DNA technology is making scientific breakthroughs worldwide, and now you can find it at the dog park.

Eric Mayer is director of business development at Poo Prints, a waste management solution designed for apartment communities, condominium and homeowners' associations.

The program targets dogs residing in a particular community by collecting their DNA profiles with a simple mouth swab. Those swabs are sent to Poo Prints and logged in a database.

Poo Prints

A quick sample will be shipped off to the lab for analysis. (courtesy Poo Prints)

If other neighbourhood residents come across a mess on the sidewalk, they can scoop a sample and send it to the lab, who will match it to the mutt responsible.

"When we first started back in 2010...people kind of looked at us a little puzzled and said, 'You're doing what with what?' But nowadays it's overwhelmingly positive reactions," Mayer says. "I think most people now realize that to be a responsible pet owner and to be environmentally conscious, you have to clean up after your dog. And our program really kind of  cuts to the heart of that and provides accountability."

Poo Prints started in the United States but has now expanded into Canada. Franchises are up and running in Fort McMurray and Calgary, with new programs starting in Vancouver and Toronto.

So far, it's mostly used by condo boards and other multi-unit buildings to encourage tenants to tidy up after their pets.
For the most part, once dogs are registered, the owners are much more conscientious about clean up. But if they aren't, it's quick to track the culprit.

"We had, we call her, a repeat offender whose pet was caught 18 times. And when they finally registered their dog with the cheek swab, all 18 of those samples matched the dog and they 'fessed up," Mayer says.

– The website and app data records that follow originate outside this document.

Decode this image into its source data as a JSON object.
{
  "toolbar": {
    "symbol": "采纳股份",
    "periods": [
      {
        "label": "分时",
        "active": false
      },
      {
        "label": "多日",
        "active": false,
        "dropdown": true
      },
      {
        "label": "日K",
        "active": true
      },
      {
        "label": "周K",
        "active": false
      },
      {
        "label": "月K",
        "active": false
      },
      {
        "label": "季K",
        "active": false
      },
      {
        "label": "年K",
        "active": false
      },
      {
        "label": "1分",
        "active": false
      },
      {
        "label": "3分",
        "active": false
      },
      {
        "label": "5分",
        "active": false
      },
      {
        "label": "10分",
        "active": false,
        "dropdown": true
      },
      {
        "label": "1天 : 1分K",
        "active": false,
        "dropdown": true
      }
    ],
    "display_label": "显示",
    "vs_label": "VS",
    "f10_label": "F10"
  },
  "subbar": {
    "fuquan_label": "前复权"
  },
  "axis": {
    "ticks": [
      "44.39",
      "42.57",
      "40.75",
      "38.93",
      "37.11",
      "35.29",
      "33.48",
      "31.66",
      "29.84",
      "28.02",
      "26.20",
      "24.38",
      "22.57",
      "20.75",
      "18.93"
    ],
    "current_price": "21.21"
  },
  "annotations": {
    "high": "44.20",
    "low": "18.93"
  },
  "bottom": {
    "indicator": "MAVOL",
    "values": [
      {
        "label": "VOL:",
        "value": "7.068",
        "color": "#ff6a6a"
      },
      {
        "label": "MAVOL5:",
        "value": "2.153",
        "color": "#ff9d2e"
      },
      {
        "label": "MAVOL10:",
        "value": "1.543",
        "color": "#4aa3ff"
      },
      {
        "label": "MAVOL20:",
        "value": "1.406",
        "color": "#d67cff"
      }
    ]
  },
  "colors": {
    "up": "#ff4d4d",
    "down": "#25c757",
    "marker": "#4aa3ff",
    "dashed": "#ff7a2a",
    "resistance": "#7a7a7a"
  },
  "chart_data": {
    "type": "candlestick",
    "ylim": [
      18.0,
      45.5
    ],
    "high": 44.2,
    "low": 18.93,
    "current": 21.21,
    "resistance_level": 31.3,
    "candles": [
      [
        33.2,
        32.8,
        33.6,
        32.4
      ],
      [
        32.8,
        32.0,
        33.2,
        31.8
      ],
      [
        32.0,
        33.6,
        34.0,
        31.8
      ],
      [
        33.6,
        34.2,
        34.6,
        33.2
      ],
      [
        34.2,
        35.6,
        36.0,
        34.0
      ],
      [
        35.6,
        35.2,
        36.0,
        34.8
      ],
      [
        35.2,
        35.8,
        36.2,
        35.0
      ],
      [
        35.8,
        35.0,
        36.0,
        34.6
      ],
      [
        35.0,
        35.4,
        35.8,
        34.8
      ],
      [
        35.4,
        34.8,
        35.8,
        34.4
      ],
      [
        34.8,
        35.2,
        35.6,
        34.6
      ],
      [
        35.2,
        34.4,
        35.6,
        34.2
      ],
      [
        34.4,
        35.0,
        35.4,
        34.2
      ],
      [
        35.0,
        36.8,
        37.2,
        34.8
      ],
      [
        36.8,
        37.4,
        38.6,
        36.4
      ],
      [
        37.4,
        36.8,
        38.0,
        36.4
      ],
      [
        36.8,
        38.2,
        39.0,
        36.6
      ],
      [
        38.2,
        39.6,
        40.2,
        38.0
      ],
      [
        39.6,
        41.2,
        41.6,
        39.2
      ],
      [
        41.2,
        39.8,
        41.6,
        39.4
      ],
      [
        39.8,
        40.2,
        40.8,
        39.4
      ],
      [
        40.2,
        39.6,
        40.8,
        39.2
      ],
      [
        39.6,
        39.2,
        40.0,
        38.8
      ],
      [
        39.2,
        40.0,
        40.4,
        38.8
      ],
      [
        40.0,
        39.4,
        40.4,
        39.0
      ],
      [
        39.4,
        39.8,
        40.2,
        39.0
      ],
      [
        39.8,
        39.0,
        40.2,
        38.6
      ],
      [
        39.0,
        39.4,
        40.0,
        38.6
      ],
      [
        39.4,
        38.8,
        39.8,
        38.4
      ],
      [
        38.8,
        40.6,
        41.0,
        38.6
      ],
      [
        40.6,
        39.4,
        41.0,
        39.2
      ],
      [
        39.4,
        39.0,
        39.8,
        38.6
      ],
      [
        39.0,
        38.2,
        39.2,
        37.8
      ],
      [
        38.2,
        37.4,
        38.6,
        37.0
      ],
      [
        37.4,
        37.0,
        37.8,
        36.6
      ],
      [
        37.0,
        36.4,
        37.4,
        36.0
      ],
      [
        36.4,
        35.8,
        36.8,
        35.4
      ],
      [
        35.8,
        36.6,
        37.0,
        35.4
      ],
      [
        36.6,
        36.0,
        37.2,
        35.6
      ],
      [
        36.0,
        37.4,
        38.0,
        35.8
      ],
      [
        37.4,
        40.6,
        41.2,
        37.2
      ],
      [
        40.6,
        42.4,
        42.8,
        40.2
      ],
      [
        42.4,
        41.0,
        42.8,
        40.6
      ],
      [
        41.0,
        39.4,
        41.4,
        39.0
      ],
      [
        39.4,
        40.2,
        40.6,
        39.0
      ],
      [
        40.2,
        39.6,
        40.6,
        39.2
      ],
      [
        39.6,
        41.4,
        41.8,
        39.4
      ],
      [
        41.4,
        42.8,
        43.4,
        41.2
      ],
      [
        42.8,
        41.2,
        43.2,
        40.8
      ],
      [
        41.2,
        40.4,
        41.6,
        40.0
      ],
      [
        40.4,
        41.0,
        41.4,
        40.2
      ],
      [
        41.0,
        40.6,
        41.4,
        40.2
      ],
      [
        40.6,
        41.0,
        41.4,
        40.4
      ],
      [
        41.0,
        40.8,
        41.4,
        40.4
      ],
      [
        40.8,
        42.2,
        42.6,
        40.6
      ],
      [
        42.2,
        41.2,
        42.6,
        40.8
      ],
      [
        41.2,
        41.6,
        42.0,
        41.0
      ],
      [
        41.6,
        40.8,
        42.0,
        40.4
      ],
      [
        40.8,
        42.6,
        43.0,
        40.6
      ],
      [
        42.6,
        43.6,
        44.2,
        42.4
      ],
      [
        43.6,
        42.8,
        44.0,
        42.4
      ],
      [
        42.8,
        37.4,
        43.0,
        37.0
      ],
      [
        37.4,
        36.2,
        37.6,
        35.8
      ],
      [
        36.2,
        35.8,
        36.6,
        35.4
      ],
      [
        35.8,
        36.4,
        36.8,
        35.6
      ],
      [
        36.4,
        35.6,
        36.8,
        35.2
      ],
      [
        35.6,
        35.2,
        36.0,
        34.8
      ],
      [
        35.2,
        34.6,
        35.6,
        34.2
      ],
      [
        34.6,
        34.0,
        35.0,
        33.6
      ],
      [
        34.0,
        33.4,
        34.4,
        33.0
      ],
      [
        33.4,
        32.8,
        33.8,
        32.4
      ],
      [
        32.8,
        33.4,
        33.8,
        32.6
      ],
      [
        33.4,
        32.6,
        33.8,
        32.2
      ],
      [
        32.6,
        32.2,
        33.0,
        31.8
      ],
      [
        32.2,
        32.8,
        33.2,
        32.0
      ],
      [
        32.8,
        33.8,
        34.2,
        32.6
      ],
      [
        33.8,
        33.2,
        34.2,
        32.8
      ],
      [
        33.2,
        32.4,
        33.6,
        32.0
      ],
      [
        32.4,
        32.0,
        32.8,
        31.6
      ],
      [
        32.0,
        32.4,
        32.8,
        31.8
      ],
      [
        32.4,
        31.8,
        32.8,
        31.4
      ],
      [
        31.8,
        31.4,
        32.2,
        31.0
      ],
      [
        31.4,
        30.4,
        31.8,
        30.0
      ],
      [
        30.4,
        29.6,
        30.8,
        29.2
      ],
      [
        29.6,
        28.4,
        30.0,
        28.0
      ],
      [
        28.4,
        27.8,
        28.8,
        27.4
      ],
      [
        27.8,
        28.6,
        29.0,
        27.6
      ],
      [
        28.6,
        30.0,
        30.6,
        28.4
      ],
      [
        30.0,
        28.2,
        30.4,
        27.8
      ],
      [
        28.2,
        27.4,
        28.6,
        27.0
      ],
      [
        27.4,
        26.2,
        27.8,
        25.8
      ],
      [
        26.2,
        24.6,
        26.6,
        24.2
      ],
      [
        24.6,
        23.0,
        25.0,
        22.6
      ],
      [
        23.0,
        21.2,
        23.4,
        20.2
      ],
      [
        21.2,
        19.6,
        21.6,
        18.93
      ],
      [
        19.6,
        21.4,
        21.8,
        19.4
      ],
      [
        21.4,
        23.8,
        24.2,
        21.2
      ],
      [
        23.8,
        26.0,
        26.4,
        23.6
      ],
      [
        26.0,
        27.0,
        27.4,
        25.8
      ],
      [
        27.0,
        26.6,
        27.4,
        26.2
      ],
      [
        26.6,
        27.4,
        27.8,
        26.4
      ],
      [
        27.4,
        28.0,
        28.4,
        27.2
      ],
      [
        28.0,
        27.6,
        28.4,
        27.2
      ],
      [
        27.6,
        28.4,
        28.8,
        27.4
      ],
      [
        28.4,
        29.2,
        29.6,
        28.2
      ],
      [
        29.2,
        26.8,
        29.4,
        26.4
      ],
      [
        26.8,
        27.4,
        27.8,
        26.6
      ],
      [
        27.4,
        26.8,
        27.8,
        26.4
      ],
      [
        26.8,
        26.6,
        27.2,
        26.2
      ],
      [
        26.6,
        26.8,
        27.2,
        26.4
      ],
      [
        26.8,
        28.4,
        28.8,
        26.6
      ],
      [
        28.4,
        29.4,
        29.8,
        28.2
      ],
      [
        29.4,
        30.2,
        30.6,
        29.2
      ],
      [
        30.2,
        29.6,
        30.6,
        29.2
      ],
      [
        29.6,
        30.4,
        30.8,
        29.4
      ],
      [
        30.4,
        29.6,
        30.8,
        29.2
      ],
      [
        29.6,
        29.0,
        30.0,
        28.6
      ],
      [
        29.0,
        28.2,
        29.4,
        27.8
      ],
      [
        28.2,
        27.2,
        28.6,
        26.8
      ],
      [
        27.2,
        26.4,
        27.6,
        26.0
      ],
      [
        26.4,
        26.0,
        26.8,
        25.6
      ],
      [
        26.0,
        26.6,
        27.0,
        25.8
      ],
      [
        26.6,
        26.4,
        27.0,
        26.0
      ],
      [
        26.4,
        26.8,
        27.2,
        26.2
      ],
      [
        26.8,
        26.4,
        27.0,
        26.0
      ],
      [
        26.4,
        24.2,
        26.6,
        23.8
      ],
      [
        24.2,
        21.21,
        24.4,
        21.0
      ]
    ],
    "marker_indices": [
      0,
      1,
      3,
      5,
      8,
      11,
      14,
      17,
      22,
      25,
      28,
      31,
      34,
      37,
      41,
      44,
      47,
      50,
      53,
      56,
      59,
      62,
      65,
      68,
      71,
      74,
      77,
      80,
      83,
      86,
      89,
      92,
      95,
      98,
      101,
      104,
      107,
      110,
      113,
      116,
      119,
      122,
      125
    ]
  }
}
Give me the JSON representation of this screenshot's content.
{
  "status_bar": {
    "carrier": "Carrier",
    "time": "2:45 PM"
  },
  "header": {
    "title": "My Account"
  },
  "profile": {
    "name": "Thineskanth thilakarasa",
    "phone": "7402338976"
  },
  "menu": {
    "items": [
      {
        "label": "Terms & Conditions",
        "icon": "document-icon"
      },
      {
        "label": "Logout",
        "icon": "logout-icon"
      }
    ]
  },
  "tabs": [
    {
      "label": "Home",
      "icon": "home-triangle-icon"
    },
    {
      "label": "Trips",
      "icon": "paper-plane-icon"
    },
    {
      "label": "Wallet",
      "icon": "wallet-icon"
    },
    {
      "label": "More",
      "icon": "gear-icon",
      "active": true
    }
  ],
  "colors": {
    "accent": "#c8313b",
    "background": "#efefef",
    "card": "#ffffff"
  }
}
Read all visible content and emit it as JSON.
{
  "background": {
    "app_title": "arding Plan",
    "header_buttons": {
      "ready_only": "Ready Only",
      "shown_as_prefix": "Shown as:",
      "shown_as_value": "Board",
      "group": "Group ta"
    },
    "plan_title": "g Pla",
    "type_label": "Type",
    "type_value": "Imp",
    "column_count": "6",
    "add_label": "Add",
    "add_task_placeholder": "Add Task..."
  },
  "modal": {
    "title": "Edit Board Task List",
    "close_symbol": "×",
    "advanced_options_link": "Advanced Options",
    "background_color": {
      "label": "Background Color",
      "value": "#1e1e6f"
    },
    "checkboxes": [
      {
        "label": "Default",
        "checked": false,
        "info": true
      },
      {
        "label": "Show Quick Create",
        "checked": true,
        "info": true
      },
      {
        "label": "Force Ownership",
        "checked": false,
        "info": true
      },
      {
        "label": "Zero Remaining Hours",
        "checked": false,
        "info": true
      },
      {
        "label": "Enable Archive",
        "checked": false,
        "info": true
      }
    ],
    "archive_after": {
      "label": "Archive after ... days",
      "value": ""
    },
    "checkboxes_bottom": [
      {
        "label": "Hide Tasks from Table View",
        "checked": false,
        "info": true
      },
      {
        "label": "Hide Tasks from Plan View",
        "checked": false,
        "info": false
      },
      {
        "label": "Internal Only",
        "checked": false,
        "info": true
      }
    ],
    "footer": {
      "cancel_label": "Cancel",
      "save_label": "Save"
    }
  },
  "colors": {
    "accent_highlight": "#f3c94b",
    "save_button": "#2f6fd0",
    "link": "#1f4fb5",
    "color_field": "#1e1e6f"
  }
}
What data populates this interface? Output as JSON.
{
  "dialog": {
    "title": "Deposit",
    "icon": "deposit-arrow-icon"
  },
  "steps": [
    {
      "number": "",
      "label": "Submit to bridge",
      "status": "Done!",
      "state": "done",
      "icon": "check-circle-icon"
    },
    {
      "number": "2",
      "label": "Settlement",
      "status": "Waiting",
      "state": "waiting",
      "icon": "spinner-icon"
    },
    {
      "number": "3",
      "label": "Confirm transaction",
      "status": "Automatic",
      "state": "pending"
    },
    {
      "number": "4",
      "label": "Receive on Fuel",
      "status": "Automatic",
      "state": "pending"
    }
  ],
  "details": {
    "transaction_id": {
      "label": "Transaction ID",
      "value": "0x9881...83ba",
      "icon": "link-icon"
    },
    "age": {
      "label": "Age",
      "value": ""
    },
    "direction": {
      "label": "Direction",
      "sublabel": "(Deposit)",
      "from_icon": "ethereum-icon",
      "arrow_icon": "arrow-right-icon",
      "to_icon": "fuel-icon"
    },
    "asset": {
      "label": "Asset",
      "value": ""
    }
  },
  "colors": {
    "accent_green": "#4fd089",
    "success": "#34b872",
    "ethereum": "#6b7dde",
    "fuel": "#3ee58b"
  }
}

This is just the start for Poo Prints. The company also has plans for systems to compost pet waste and convert it into a natural gas that can power streetlights.